Computer Security New Phishing Attack Abuses PowerPoint Files to Spread...

New Phishing Attack Abuses PowerPoint Files to Spread Malware

New Phishing Attack Abuses PowerPoint Files to Spread Malware Image

Threat actors have come up with yet another way to infiltrate target systems and spread malware. In a new campaign that is being tracked by security researchers, bad actors are using a little-known PowerPoint file format to spread malware and take over victims' systems.

Less-Known Filetype Used to Wrap Malware

The attacks are being tracked by a company that is part of security firm Check Point Software. In this new campaign, threat actors use a file format that belongs to the group of extensions Microsoft PowerPoint works with and opens, but one that is not used very often.

The attacks use .ppam files - an add-in file format for PowerPoint presentations. The file type includes additional commands and macros not found in other PowerPoint file types.

Researchers have been tracking the PowerPoint file attacks since January 2022. The bad actors are using the .ppam files to wrap executables used to take over systems. The files are being spread using phishing emails with text related to a fake purchase order and a request for the victim to respond with an invoice.

The malicious executable file wrapped inside the .ppam file has the ability to write Windows registry values and achieve persistence while monitoring the victim system's memory. The little-known file type means that the payload contained inside the .ppam file can dodge security measures on the target system.

.PPAM Files Could Deliver Ransomware

Security researchers outlined the danger that a less frequently used file type poses. By wrapping the malicious payload inside a file that is not usually scanned by automated security measures, bad actors can deliver any executable payload they desire, including ransomware. In fact, the researchers tracking the current campaign mentioned that a .ppam file was used in a ransomware attack back in October 2021.

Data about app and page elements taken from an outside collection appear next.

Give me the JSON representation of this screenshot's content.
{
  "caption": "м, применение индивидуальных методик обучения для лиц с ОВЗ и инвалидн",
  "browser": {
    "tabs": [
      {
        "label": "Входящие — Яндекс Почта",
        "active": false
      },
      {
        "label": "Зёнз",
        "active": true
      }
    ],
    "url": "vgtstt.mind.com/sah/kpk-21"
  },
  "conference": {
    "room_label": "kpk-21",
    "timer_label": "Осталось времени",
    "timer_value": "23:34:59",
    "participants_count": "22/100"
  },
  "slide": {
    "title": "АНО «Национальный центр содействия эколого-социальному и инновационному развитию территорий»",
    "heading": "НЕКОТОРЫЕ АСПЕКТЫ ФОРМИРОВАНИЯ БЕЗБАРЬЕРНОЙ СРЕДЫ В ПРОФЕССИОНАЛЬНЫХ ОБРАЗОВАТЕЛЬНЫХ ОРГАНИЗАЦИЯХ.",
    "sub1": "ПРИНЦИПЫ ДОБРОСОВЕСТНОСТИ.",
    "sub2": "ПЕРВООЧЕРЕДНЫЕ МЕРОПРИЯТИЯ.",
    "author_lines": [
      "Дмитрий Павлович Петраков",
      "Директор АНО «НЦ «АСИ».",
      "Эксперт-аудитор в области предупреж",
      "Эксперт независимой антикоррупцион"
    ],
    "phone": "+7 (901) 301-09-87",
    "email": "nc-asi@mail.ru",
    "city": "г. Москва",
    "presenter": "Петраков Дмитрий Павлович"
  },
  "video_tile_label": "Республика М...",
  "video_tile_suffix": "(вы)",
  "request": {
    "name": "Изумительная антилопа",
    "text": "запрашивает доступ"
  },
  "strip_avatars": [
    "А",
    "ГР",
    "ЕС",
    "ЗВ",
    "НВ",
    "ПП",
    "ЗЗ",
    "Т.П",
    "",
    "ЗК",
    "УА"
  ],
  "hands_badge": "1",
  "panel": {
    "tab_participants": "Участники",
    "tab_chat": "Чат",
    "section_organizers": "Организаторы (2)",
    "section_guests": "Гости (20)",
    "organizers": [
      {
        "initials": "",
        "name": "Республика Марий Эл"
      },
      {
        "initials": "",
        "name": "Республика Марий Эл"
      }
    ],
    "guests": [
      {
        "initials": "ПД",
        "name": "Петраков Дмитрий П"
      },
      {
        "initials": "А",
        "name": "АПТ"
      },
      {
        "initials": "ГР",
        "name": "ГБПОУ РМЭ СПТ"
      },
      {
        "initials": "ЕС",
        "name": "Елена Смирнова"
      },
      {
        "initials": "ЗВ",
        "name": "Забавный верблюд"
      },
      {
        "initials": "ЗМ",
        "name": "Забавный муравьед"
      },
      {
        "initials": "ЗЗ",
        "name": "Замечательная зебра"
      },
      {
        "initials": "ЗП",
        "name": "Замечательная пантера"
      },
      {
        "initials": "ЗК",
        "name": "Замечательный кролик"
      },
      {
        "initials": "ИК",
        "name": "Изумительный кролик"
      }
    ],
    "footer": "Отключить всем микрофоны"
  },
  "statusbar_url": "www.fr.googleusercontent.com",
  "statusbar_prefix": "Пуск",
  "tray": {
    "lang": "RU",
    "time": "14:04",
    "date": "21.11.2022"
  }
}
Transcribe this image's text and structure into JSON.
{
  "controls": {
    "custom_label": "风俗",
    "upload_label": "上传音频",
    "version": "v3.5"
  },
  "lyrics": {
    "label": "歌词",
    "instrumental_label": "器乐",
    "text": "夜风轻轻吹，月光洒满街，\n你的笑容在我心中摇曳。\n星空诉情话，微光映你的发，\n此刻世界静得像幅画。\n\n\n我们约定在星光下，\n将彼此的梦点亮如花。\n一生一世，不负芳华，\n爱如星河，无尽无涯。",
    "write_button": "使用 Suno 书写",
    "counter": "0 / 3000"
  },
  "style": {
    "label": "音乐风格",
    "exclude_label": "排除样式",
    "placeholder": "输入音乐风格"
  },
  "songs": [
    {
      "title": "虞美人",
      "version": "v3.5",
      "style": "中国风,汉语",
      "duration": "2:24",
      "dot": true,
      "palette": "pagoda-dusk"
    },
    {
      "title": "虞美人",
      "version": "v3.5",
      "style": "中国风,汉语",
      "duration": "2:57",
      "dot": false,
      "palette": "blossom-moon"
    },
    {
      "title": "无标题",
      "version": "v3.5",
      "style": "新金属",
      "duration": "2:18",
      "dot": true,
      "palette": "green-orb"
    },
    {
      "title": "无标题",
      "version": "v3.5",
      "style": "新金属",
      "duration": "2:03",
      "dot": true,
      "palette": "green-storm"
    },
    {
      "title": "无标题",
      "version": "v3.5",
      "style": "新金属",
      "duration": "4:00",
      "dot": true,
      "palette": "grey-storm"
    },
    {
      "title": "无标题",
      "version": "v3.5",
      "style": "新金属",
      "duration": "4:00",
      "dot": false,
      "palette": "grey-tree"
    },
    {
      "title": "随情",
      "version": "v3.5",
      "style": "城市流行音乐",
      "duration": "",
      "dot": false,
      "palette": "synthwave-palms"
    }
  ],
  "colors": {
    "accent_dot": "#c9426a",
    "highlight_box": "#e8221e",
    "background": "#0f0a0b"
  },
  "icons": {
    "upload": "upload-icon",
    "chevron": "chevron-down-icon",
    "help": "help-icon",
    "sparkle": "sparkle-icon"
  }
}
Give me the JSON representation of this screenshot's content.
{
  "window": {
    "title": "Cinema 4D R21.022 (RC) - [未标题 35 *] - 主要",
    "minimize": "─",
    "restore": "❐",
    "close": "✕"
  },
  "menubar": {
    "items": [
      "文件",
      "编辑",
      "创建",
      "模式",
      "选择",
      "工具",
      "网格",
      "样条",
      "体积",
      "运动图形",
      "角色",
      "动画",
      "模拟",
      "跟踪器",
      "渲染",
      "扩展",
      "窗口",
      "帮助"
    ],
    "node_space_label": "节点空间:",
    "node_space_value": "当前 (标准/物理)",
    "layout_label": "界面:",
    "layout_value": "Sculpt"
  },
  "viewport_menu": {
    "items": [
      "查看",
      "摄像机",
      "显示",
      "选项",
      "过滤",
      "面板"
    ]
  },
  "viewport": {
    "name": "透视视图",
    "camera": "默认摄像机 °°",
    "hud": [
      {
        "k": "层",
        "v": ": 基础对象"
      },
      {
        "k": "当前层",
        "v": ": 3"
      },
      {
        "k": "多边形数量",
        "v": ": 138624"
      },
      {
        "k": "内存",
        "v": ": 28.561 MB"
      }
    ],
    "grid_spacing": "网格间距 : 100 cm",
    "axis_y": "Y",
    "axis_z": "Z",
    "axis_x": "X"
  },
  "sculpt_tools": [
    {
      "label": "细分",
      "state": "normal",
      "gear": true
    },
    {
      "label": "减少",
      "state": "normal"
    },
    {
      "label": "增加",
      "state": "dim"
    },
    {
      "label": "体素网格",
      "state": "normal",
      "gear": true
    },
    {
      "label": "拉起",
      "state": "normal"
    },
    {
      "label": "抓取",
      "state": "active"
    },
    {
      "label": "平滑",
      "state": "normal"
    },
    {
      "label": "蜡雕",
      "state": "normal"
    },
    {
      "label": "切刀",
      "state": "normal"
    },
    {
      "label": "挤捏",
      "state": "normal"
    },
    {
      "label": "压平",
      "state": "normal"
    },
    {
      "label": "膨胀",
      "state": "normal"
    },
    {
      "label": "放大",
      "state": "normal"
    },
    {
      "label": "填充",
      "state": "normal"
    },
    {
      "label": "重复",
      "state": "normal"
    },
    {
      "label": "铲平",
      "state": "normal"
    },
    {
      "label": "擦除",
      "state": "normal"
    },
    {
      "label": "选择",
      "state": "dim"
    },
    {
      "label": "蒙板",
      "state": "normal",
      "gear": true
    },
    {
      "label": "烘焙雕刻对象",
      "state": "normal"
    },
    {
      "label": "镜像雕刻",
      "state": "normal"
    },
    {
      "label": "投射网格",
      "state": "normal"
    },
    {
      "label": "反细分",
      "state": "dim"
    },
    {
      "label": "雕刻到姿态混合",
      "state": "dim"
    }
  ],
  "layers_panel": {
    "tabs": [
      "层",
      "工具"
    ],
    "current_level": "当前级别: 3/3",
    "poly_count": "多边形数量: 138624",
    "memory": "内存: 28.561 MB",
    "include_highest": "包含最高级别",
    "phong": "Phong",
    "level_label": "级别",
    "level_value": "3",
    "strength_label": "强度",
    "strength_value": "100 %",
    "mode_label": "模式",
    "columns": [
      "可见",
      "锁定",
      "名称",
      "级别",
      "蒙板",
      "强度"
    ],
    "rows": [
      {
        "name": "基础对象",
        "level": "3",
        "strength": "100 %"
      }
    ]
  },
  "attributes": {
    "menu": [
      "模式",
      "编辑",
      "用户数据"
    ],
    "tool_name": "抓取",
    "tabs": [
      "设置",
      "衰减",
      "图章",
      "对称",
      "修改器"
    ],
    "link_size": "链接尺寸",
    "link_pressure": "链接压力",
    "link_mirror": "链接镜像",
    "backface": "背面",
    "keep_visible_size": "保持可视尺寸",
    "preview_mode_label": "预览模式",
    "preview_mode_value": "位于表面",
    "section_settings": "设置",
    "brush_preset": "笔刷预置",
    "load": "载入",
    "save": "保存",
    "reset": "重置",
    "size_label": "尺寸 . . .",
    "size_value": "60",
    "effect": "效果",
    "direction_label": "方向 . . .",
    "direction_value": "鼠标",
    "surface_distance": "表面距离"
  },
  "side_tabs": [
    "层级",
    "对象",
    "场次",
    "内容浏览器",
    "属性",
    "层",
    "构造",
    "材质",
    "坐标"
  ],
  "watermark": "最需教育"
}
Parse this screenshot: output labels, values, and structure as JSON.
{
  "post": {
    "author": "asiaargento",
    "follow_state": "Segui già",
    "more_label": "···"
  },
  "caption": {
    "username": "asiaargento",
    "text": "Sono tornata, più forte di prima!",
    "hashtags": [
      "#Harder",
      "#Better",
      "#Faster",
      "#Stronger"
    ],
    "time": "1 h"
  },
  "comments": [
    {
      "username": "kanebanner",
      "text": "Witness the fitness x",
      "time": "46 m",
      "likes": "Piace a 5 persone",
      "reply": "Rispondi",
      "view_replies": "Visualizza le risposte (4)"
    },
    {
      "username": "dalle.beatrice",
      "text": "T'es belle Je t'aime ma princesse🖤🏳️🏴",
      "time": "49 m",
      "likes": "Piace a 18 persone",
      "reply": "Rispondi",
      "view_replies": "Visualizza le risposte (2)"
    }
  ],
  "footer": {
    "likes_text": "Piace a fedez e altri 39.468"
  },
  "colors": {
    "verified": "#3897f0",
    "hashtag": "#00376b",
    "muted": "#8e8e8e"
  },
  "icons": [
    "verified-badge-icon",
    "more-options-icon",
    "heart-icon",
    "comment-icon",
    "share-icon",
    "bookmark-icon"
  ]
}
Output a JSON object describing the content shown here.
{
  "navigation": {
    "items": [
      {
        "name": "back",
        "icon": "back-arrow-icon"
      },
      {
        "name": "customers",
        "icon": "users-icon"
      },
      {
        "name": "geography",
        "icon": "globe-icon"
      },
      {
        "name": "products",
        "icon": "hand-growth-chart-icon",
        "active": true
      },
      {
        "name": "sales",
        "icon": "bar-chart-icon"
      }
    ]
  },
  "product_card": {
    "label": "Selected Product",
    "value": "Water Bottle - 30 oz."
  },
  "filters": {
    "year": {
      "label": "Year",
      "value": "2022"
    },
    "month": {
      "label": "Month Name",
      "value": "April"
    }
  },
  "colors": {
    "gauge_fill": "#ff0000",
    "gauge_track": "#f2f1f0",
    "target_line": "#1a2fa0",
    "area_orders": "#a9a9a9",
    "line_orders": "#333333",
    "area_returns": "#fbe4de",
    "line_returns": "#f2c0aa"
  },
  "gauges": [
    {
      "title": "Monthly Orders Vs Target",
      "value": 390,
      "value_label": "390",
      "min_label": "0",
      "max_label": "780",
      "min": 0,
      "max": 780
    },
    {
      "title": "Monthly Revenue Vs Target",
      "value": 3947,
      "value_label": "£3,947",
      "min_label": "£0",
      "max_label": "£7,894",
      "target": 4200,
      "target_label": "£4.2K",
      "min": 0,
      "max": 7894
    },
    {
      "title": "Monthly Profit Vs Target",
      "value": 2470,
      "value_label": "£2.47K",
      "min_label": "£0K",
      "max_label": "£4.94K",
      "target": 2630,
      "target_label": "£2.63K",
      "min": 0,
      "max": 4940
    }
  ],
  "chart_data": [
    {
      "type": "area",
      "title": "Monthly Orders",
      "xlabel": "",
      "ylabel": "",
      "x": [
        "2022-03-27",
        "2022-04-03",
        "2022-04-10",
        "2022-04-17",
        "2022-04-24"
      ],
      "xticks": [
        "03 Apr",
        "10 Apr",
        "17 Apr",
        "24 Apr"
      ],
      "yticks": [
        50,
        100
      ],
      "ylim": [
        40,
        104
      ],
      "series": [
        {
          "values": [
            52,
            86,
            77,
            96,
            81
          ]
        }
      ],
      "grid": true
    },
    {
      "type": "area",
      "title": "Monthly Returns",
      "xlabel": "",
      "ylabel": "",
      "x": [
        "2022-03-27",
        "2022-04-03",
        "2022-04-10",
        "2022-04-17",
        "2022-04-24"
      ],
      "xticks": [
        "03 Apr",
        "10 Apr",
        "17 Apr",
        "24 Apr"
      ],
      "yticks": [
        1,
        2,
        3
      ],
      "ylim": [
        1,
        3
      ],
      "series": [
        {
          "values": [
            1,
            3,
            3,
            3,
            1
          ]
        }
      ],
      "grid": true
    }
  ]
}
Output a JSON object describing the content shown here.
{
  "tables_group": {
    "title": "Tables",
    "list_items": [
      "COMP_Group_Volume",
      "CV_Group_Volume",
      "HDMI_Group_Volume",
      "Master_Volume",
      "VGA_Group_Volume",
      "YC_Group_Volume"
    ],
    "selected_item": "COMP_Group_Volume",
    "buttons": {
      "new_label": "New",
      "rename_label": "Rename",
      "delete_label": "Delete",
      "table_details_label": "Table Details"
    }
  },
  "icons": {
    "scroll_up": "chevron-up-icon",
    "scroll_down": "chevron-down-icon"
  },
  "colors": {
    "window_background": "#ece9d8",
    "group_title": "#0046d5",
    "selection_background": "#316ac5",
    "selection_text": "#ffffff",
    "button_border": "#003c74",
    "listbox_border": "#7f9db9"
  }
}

Outside of improving sandboxing measures and filtering all downloads through a sandbox before opening them on the target system, researchers recommend that company staff always contacts IT specialists when they encounter an unfamiliar file extension for the first time.